[What the exercise asks]
Search the records for the string "JSON" and return each line that has it.

[Data for the task]
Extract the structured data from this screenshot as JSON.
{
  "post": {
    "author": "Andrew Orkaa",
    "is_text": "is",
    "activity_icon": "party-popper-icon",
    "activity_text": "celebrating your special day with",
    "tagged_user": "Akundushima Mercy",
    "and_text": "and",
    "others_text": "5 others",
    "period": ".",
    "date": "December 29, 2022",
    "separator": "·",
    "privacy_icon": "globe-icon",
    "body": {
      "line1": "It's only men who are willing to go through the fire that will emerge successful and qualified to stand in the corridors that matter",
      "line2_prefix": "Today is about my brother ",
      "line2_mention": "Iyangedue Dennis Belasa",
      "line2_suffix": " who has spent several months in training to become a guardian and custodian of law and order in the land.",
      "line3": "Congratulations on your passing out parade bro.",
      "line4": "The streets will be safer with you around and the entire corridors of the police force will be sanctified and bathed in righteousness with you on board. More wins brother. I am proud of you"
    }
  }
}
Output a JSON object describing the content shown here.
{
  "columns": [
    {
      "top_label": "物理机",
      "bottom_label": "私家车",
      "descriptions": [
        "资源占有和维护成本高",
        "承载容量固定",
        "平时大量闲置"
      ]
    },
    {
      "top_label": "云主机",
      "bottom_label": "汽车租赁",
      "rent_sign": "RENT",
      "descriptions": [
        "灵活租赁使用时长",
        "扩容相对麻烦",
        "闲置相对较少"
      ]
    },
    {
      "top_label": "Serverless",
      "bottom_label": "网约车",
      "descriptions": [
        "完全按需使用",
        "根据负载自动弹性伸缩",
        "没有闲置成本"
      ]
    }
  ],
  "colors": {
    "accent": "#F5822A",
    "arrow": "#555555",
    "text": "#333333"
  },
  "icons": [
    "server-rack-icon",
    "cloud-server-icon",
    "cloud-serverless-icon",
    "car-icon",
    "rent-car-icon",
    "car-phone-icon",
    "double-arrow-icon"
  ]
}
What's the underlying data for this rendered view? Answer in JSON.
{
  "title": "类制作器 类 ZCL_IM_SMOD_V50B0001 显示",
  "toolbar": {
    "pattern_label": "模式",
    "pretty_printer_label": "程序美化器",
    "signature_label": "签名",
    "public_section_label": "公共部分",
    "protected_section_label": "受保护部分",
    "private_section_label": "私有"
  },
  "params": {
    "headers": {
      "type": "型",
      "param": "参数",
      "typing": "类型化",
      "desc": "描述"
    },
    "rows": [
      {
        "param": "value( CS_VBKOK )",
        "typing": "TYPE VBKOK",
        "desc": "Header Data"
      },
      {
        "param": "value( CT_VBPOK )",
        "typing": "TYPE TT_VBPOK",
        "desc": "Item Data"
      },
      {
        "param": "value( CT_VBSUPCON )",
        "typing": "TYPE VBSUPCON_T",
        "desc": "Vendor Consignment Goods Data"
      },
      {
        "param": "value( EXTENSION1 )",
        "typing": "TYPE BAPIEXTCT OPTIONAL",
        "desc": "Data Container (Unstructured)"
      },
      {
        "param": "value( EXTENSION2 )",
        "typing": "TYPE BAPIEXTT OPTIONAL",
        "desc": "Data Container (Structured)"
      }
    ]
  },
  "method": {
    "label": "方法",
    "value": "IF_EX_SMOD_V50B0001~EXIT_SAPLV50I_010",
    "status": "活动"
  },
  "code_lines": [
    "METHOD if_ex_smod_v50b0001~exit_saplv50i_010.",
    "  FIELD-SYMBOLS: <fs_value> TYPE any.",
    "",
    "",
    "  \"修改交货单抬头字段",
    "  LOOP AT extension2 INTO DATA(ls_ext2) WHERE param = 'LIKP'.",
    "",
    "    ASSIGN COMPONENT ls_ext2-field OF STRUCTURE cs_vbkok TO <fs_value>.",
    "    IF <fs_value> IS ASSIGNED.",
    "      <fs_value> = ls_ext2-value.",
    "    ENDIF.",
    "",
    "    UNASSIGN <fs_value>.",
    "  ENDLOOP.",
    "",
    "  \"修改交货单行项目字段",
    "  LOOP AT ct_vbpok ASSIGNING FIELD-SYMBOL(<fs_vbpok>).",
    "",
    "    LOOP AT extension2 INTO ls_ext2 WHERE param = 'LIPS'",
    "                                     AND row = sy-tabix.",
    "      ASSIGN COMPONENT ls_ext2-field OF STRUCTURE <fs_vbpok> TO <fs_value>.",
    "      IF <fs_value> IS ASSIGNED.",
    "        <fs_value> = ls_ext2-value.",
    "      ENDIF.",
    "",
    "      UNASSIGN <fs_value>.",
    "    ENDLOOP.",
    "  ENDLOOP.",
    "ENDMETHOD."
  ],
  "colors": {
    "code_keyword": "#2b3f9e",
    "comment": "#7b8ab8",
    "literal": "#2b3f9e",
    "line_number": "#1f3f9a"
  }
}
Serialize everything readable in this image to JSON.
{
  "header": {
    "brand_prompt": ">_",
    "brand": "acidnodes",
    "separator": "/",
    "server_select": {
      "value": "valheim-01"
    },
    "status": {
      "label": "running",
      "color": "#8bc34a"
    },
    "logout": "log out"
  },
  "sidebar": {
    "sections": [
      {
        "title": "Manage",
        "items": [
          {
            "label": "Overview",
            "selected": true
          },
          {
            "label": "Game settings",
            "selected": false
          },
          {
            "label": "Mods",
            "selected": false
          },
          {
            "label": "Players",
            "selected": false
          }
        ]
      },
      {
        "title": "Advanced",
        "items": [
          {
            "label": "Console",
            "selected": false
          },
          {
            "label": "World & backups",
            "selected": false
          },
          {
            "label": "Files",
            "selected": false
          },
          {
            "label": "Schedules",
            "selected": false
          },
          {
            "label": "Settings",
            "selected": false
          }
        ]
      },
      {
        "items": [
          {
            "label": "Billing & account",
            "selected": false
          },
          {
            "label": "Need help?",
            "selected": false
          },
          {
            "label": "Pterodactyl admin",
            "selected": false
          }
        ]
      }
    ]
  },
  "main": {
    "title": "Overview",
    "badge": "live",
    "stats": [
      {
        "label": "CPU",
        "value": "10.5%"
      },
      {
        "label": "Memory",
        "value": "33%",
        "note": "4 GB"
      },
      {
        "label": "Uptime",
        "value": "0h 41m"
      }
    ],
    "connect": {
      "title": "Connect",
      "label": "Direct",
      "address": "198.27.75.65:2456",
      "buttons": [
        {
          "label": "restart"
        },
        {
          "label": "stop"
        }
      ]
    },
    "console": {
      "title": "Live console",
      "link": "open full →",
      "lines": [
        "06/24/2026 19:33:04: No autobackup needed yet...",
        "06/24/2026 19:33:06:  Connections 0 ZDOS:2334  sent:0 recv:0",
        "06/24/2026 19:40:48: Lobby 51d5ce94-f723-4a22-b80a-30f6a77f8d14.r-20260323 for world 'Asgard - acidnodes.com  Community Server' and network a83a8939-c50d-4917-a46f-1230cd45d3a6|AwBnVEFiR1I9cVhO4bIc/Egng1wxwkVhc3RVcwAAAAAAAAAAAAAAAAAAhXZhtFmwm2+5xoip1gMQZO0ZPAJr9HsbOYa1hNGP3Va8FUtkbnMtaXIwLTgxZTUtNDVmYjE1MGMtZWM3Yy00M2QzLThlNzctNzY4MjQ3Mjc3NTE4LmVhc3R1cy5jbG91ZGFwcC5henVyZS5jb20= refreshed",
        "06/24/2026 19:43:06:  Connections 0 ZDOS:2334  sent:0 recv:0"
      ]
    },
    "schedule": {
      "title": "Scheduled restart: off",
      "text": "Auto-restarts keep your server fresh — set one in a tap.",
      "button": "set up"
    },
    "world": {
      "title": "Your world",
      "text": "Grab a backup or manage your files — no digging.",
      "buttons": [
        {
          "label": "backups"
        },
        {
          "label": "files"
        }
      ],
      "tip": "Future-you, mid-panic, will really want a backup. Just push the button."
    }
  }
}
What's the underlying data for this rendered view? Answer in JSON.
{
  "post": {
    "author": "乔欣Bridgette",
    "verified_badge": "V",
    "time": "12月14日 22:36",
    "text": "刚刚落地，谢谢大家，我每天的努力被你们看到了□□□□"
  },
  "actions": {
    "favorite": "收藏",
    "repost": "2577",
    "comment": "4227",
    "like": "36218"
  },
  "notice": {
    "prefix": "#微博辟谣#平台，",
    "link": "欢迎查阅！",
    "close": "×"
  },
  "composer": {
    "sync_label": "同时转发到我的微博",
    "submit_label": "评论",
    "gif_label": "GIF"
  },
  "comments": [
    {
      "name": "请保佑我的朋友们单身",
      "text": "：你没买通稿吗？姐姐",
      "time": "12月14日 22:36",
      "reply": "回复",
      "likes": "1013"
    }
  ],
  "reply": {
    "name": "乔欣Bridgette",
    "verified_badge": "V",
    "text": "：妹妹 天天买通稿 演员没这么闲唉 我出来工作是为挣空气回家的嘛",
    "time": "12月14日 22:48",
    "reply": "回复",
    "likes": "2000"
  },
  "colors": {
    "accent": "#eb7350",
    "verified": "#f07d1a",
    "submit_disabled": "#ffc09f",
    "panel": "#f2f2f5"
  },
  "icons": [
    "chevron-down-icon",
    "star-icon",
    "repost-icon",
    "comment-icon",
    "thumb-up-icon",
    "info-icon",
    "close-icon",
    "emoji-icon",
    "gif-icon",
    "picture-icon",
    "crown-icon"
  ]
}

[Solved exercise]
Extract the structured data from this screenshot as JSON.
Output a JSON object describing the content shown here.
What's the underlying data for this rendered view? Answer in JSON.
Serialize everything readable in this image to JSON.
What's the underlying data for this rendered view? Answer in JSON.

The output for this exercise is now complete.